O’Donovan is born in County Kilkenny on July 25, 1806 and is the fourth son of Edmond O’Donovan and Eleanor Hoberlin of Rochestown. His early career is likely inspired by his uncle, Parick O’Donovan. He works for antiquarian James Hardiman researching state papers and traditional sources at the Public Records Office. He also teaches Irish to Thomas Larcom for a short period in 1828 and works for Myles John O’Reilly, a collector of Irish manuscripts.
Following the death of Edward O’Reilly in August 1830, O’Donovan is recruited to the Topographical Department of the first Ordnance Survey Ireland under George Petrie in October 1830. Apart from a brief period in 1833, he works steadily for the Survey on place-name researches until 1842, unearthing and preserving many manuscripts.
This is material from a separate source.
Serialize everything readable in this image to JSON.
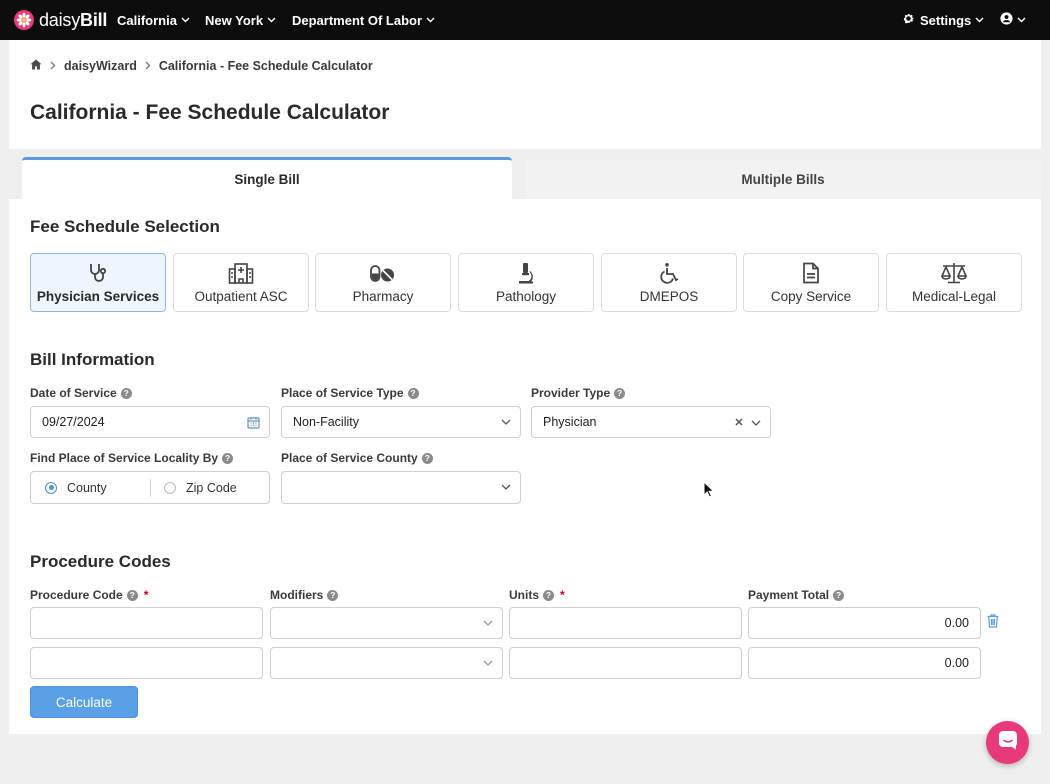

After that date, O’Donovan’s work with the Survey tails off, although he is called upon from time to time to undertake place-name research on a day-to-day basis. He researches maps and manuscripts at many libraries and archives in Ireland and England, with the intent to establish the correct origin of as many of Ireland’s 63,000 townland names as possible. His letters to Larcom are regarded as an important record of the ancient lore of Ireland for those counties he documents during his years of travel throughout much of Ireland.
By 1845, O’Donovan is corresponding with the younger scholar William Reeves, and much of their correspondence to 1860 survives.
O’Donovan becomes professor of Celtic Languages at Queen’s University Belfast, and is called to the Bar in 1847. His work on linguistics is recognised in 1848 by the Royal Irish Academy, who award him their prestigious Cunningham Medal. On the recommendation of German philologist Jacob Grimm, he is elected a corresponding member of the Royal Academy of Prussia in 1856.
Never in great health, he dies shortly after midnight on December 10, 1861 at his residence in Dublin. He is buried on December 13, 1861 in Glasnevin Cemetery, where his tombstone inscription has slightly incorrect dates of both birth and death.